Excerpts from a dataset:
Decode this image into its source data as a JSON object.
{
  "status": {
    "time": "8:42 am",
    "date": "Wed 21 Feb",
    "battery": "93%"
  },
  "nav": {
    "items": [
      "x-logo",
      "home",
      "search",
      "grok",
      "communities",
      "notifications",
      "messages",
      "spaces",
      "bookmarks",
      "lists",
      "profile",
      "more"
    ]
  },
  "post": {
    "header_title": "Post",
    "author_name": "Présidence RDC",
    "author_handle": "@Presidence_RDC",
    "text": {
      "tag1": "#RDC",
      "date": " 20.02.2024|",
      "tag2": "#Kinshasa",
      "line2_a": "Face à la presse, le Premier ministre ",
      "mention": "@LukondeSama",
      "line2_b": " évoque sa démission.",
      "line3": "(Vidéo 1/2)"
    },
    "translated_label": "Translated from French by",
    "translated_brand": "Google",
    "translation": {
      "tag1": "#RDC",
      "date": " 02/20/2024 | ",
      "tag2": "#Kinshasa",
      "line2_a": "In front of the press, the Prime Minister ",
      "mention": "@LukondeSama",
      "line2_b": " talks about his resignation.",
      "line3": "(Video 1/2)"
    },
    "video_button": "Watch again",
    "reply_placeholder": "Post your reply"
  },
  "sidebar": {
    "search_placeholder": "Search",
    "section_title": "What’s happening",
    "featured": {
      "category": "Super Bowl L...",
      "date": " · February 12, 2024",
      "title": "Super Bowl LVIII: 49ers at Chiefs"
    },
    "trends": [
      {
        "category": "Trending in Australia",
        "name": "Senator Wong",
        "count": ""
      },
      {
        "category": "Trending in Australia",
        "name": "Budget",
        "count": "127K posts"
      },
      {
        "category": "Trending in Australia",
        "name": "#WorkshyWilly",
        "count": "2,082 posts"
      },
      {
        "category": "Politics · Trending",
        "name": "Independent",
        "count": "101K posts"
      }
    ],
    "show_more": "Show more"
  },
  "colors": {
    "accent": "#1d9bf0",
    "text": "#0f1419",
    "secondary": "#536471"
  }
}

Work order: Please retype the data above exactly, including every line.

Expected answer:
Decode this image into its source data as a JSON object.
{
  "status": {
    "time": "8:42 am",
    "date": "Wed 21 Feb",
    "battery": "93%"
  },
  "nav": {
    "items": [
      "x-logo",
      "home",
      "search",
      "grok",
      "communities",
      "notifications",
      "messages",
      "spaces",
      "bookmarks",
      "lists",
      "profile",
      "more"
    ]
  },
  "post": {
    "header_title": "Post",
    "author_name": "Présidence RDC",
    "author_handle": "@Presidence_RDC",
    "text": {
      "tag1": "#RDC",
      "date": " 20.02.2024|",
      "tag2": "#Kinshasa",
      "line2_a": "Face à la presse, le Premier ministre ",
      "mention": "@LukondeSama",
      "line2_b": " évoque sa démission.",
      "line3": "(Vidéo 1/2)"
    },
    "translated_label": "Translated from French by",
    "translated_brand": "Google",
    "translation": {
      "tag1": "#RDC",
      "date": " 02/20/2024 | ",
      "tag2": "#Kinshasa",
      "line2_a": "In front of the press, the Prime Minister ",
      "mention": "@LukondeSama",
      "line2_b": " talks about his resignation.",
      "line3": "(Video 1/2)"
    },
    "video_button": "Watch again",
    "reply_placeholder": "Post your reply"
  },
  "sidebar": {
    "search_placeholder": "Search",
    "section_title": "What’s happening",
    "featured": {
      "category": "Super Bowl L...",
      "date": " · February 12, 2024",
      "title": "Super Bowl LVIII: 49ers at Chiefs"
    },
    "trends": [
      {
        "category": "Trending in Australia",
        "name": "Senator Wong",
        "count": ""
      },
      {
        "category": "Trending in Australia",
        "name": "Budget",
        "count": "127K posts"
      },
      {
        "category": "Trending in Australia",
        "name": "#WorkshyWilly",
        "count": "2,082 posts"
      },
      {
        "category": "Politics · Trending",
        "name": "Independent",
        "count": "101K posts"
      }
    ],
    "show_more": "Show more"
  },
  "colors": {
    "accent": "#1d9bf0",
    "text": "#0f1419",
    "secondary": "#536471"
  }
}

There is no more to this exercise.